Except for the fact that Zack wouldn’t be with us, it was my favourite kind of evening. Taylor and the little girls and I had pot roast, and after we’d cleaned up, Madeleine and Lena had a bubble bath. Because the condo’s master bedroom was on the second floor, it was Taylor’s by default. The room was very large and had a northern exposure – a perfect studio for an artist. Taylor recognized its potential, and it became her studio. The second floor guestroom was smaller, but it was still spacious enough to accommodate the king-sized bed Taylor deemed essential for a truly great sleepover. That night when I tucked the girls in for stories, Taylor hopped in with them to listen to two of her old favourites:
A Promise Is a Promise
Hide and Sneak
, Michael Kusugak’s tales
of Allashua, a rash but resourceful Inuit girl. When I started downstairs after lights out, I could hear the girls murmuring about the snow fort they were planning to build at the cottage during the week between Christmas and New Year’s, and I sent up a silent prayer that they would remain close throughout their lives.
It had been a long day and I was eyeing Zack’s and my own bed when the buzzer from the lobby sounded. Ours is not a welcoming neighbourhood, and even friends who know our security number don’t feel comfortable dropping in after dark. Nonetheless, it seemed we had a visitor.
The voice was a man’s. “I need to see Zack,” he said. Even with the distortion of intercom, Vince Treadgold’s baritone was distinctive. I buzzed him in, ran a comb through my hair, and waited.
When I opened the door, I stood aside to let Vince come in. I had never seen him looking anything other than immaculate, but that night he was dishevelled. “Zack’s not here,” I said. “He’s at a dinner. He won’t be home for a couple of hours. Can it wait?”
“No,” he said. “I just punched my wife, and I need to talk to a friend.”
His voice was flat, without emotion.
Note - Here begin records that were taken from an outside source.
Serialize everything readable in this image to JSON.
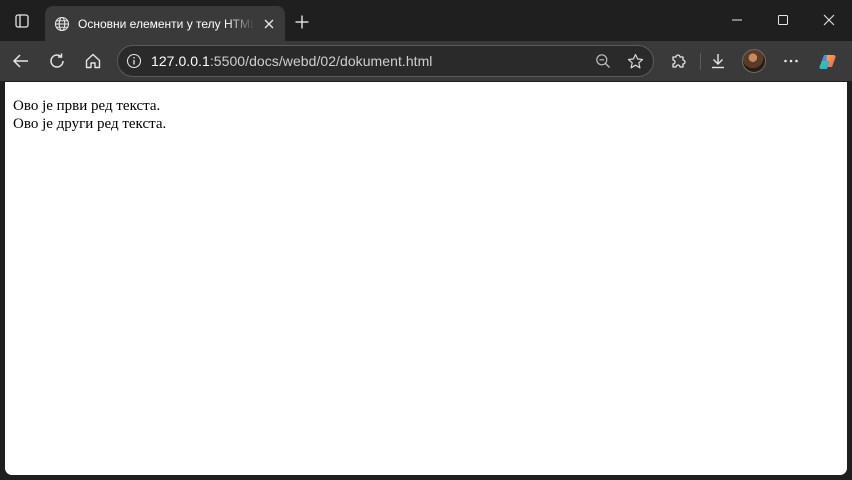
{
  "tab": {
    "title": "Основни елементи у телу HTML",
    "favicon_icon": "globe-icon"
  },
  "address": {
    "url_host": "127.0.0.1",
    "url_rest": ":5500/docs/webd/02/dokument.html"
  },
  "page": {
    "lines": [
      "Ово је први ред текста.",
      "Ово је други ред текста."
    ]
  },
  "colors": {
    "chrome_dark": "#1f1f1f",
    "toolbar": "#3a3a3a",
    "page_bg": "#ffffff",
    "text": "#000000"
  }
}
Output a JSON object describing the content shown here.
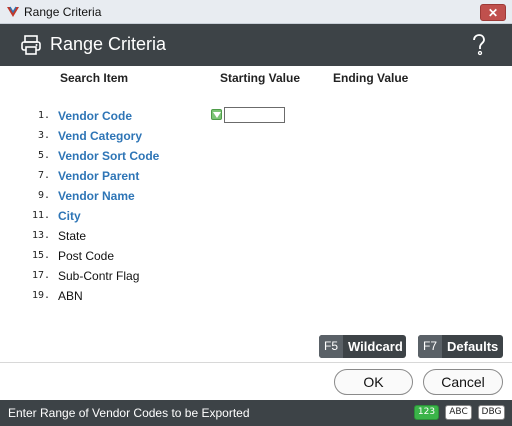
{
  "window": {
    "title": "Range Criteria"
  },
  "header": {
    "title": "Range Criteria"
  },
  "columns": {
    "search_item": "Search Item",
    "starting_value": "Starting Value",
    "ending_value": "Ending Value"
  },
  "rows": [
    {
      "num": "1.",
      "label": "Vendor Code",
      "link": true
    },
    {
      "num": "3.",
      "label": "Vend Category",
      "link": true
    },
    {
      "num": "5.",
      "label": "Vendor Sort Code",
      "link": true
    },
    {
      "num": "7.",
      "label": "Vendor Parent",
      "link": true
    },
    {
      "num": "9.",
      "label": "Vendor Name",
      "link": true
    },
    {
      "num": "11.",
      "label": "City",
      "link": true
    },
    {
      "num": "13.",
      "label": "State",
      "link": false
    },
    {
      "num": "15.",
      "label": "Post Code",
      "link": false
    },
    {
      "num": "17.",
      "label": "Sub-Contr Flag",
      "link": false
    },
    {
      "num": "19.",
      "label": "ABN",
      "link": false
    }
  ],
  "start_input": {
    "value": ""
  },
  "function_keys": {
    "wildcard": {
      "key": "F5",
      "label": "Wildcard"
    },
    "defaults": {
      "key": "F7",
      "label": "Defaults"
    }
  },
  "buttons": {
    "ok": "OK",
    "cancel": "Cancel"
  },
  "status": {
    "message": "Enter Range of Vendor Codes to be Exported",
    "badges": {
      "num": "123",
      "abc": "ABC",
      "dbg": "DBG"
    }
  },
  "colors": {
    "header_bg": "#3d4347",
    "link": "#2e75b6",
    "close": "#c0504d",
    "num_badge": "#3bb449"
  }
}
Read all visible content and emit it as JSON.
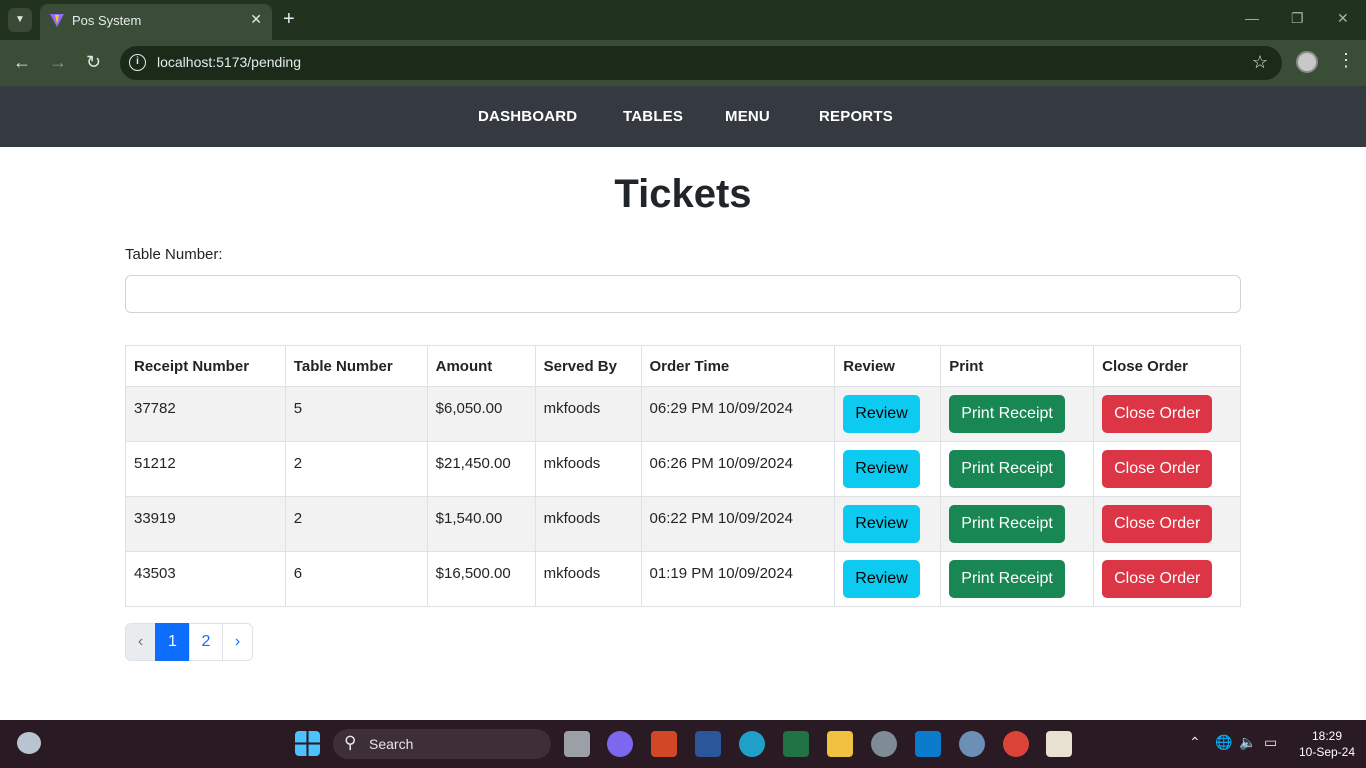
{
  "browser": {
    "tab_title": "Pos System",
    "url": "localhost:5173/pending"
  },
  "nav": {
    "items": [
      {
        "label": "DASHBOARD"
      },
      {
        "label": "TABLES"
      },
      {
        "label": "MENU"
      },
      {
        "label": "REPORTS"
      }
    ]
  },
  "page": {
    "title": "Tickets",
    "filter_label": "Table Number:",
    "filter_value": ""
  },
  "table": {
    "headers": [
      "Receipt Number",
      "Table Number",
      "Amount",
      "Served By",
      "Order Time",
      "Review",
      "Print",
      "Close Order"
    ],
    "rows": [
      {
        "receipt": "37782",
        "table": "5",
        "amount": "$6,050.00",
        "served_by": "mkfoods",
        "time": "06:29 PM 10/09/2024"
      },
      {
        "receipt": "51212",
        "table": "2",
        "amount": "$21,450.00",
        "served_by": "mkfoods",
        "time": "06:26 PM 10/09/2024"
      },
      {
        "receipt": "33919",
        "table": "2",
        "amount": "$1,540.00",
        "served_by": "mkfoods",
        "time": "06:22 PM 10/09/2024"
      },
      {
        "receipt": "43503",
        "table": "6",
        "amount": "$16,500.00",
        "served_by": "mkfoods",
        "time": "01:19 PM 10/09/2024"
      }
    ],
    "buttons": {
      "review": "Review",
      "print": "Print Receipt",
      "close": "Close Order"
    }
  },
  "pagination": {
    "prev": "‹",
    "pages": [
      "1",
      "2"
    ],
    "current": "1",
    "next": "›"
  },
  "taskbar": {
    "search_label": "Search",
    "time": "18:29",
    "date": "10-Sep-24"
  },
  "colors": {
    "navbar_bg": "#343a40",
    "review_btn": "#0dcaf0",
    "print_btn": "#198754",
    "close_btn": "#dc3545",
    "page_active": "#0d6efd"
  }
}
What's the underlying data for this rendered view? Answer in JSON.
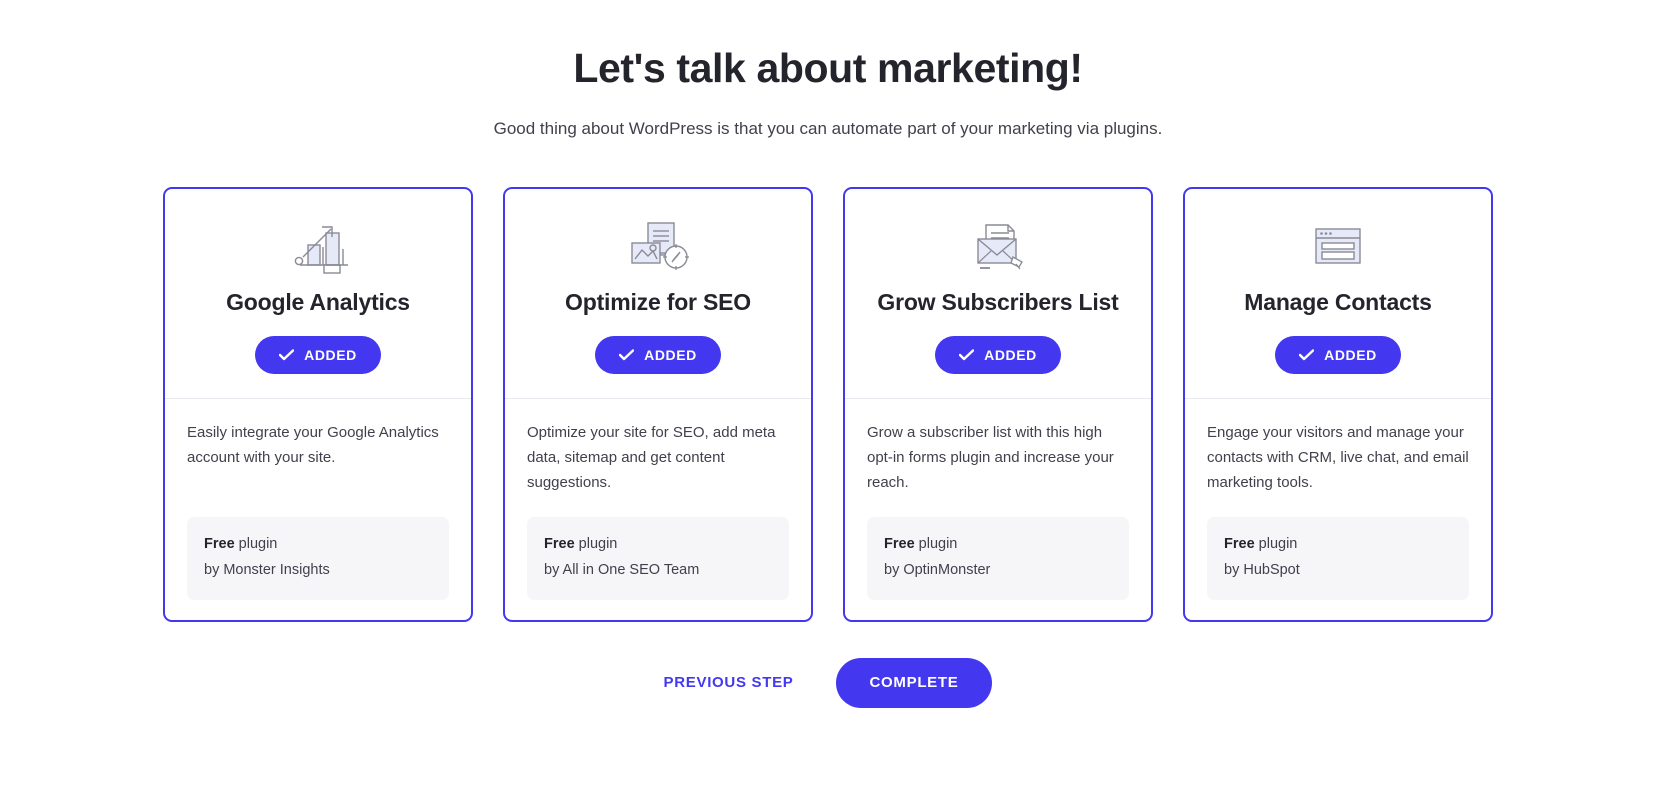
{
  "header": {
    "title": "Let's talk about marketing!",
    "subtitle": "Good thing about WordPress is that you can automate part of your marketing via plugins."
  },
  "theme": {
    "accent": "#4338f0",
    "text_dark": "#24242c",
    "text_body": "#41414d",
    "footer_bg": "#f6f6f9",
    "divider": "#e8e8ee"
  },
  "cards": [
    {
      "icon": "bar-chart-growth-icon",
      "title": "Google Analytics",
      "button_label": "ADDED",
      "description": "Easily integrate your Google Analytics account with your site.",
      "price_label": "Free",
      "price_suffix": " plugin",
      "author": "by Monster Insights"
    },
    {
      "icon": "seo-document-compass-icon",
      "title": "Optimize for SEO",
      "button_label": "ADDED",
      "description": "Optimize your site for SEO, add meta data, sitemap and get content suggestions.",
      "price_label": "Free",
      "price_suffix": " plugin",
      "author": "by All in One SEO Team"
    },
    {
      "icon": "envelope-letter-icon",
      "title": "Grow Subscribers List",
      "button_label": "ADDED",
      "description": "Grow a subscriber list with this high opt-in forms plugin and increase your reach.",
      "price_label": "Free",
      "price_suffix": " plugin",
      "author": "by OptinMonster"
    },
    {
      "icon": "browser-window-form-icon",
      "title": "Manage Contacts",
      "button_label": "ADDED",
      "description": "Engage your visitors and manage your contacts with CRM, live chat, and email marketing tools.",
      "price_label": "Free",
      "price_suffix": " plugin",
      "author": "by HubSpot"
    }
  ],
  "actions": {
    "previous_label": "PREVIOUS STEP",
    "complete_label": "COMPLETE"
  }
}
I felt half sick, but I managed to keep my own voice even. “Is Lauren all right?”
He nodded. “She’ll have a black eye, but otherwise, she’s fine.” He sounded as clinical as the surgeon he was, but his tapping foot showed he was anything but calm.
“Let me take your coat,” I said. “I’ll call Zack.”
Vince followed me into the living room and sat on one of the two reading chairs by the window. I dialled Zack’s cell, but the call went straight to voicemail. Vince’s eyes were on my face. I shook my head and left a message. There was nothing in the etiquette book to cover the situation in which
Vince and I found ourselves. “Can I get you anything?” I said.
Vince’s smile was wintry. “A lawyer,” he said.
“I’m working on it.”
I sat down on the edge of the other reading chair. The rain hitting the windows was soothing, and for a moment Vince and I simply listened. Then Vince began to talk. “I was supposed to catch the 7:30 plane to Calgary – a conference on cartilage restoration. I’d been at the hospital since 4:30 this morning. I had my overnight bag with me, and I called a cab to take me to the airport. Then I got a text from Lauren urging me to come home immediately. When I got there the house was quiet. So I went upstairs to our room to see if Lauren was ill.”